What may be the best path forward for one city's smart city project may not work for another. Each city's needs and what citizens expect differ from city to city. While there is no one-size-fits-all solution, we can learn quite a lot from what other cities are doing to remain competitive, strengthen their economies and make their cities sustainable, livable and attractive for both residents and new businesses.
The story below describes two award-winning projects we thought you'd be interested in reading about. One project describes the methodology used to share project scheduling and sequencing information among affected departments to maximize efficiency and results, and cut costs.
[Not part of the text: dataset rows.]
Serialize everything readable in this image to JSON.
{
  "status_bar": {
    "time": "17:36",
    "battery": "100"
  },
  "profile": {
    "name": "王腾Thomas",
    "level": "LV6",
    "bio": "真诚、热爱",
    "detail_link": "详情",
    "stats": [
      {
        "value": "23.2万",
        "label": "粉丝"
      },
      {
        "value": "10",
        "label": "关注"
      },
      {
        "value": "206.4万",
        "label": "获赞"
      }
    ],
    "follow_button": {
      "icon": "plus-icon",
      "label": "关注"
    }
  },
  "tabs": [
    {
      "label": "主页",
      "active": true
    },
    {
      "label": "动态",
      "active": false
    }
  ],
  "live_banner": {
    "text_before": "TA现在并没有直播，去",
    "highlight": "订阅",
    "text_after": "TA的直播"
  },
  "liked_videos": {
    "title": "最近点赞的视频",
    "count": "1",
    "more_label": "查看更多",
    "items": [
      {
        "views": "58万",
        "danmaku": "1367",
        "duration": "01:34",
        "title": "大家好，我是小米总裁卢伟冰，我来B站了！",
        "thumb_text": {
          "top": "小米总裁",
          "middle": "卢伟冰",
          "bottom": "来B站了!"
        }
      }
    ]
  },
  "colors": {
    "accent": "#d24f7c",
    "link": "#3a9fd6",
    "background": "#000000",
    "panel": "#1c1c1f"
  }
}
Another highlights the advantages of active citizen engagement and participation in pilot projects. — Doug Peeples
IDC identified 14 smart city projects as winners in its annual IDC Smart City Asia-Pacific Awards 2016 rankings.
The winning projects came from throughout the region (excluding Japan) and included a broad range of initiatives, including transportation, smart buildings, public safety, smart water, economic development, land use and environmental management, health, administration, tourism, arts and culture.
"The smart city momentum is growing extensively in the Asia-Pacific (AP) region as many nations see ot as an organic, bottom-up and middle-out innovation growth that will spearhead the next cycle of eGovernment evolutions," said IDC head of Asia-Pacific Government and Education Gerald Wang. "While at least 90% of all AP local governments or smart cities' growth leverage funds that are provided by central or federal functions, many of them are notably given the autonomy to create their own unique identity in city governance, strategic operations and provisioning of effective eServices."
For 2016, Singapore and New Zealand each claimed awards in three categories. Highlights from one project in each of the two countries will help illustrate what IDC analysts were looking for in a winning smart city initiative.
Coordination between city departments on smart city planning and deployment
Christchurch, New Zealand's Forward Works Spatial Coordination was designed to streamline information sharing and planning between city departments involved in current or planned projects. Those projects could include infrastructure and built environment construction, repair and maintenance. The idea behind it was to support better decision making in scheduling and the sequence of project activities — and to improve coordination with private sector landowners and property developers. Benefits include reducing costs and disruptions caused by scheduling conflicts and minimizing impact on the transportation network and inconvenience to drivers.
Citizen participation in smart city projects — from beginning to end
The Yuhua residential estate will be the first of the Singapore Housing and Development Board's (HDB) smart city pilot projects and will involve about 9,000 people living in 3,194 flats. The project is an extension of earlier smart technology testing initiatives. The focus is on sustainability and livability and citizens are involved from the outset. After using smart technologies and services, they will be asked to provide extensive feedback on features added to their homes and the surrounding community. That feedback will guide the HDB and collaborating agencies in determining how to adapt the technologies and services to best meet citizens' needs. The process also is designed to build partnerships between service and technology companies.
The first step will include a small number of households that will use home energy management systems, elderly care and other solutions and applications for about six months.
To learn more...
The Council's Smart Cities Readiness Guide offers a wealth of discussion, insights, best practices and strategies for smart cities upgrades in a broad range of areas, from the built environment and transportation to energy and public safety. Learn about the importance of project roadmaps, benchmarking and read case studies about cities that have deployed successful new and/or enhanced services for their citizens.
Doug Peeples is a Portland, Oregon-based writer specializing in technology and energy. Follow @smartccouncil on Twitter.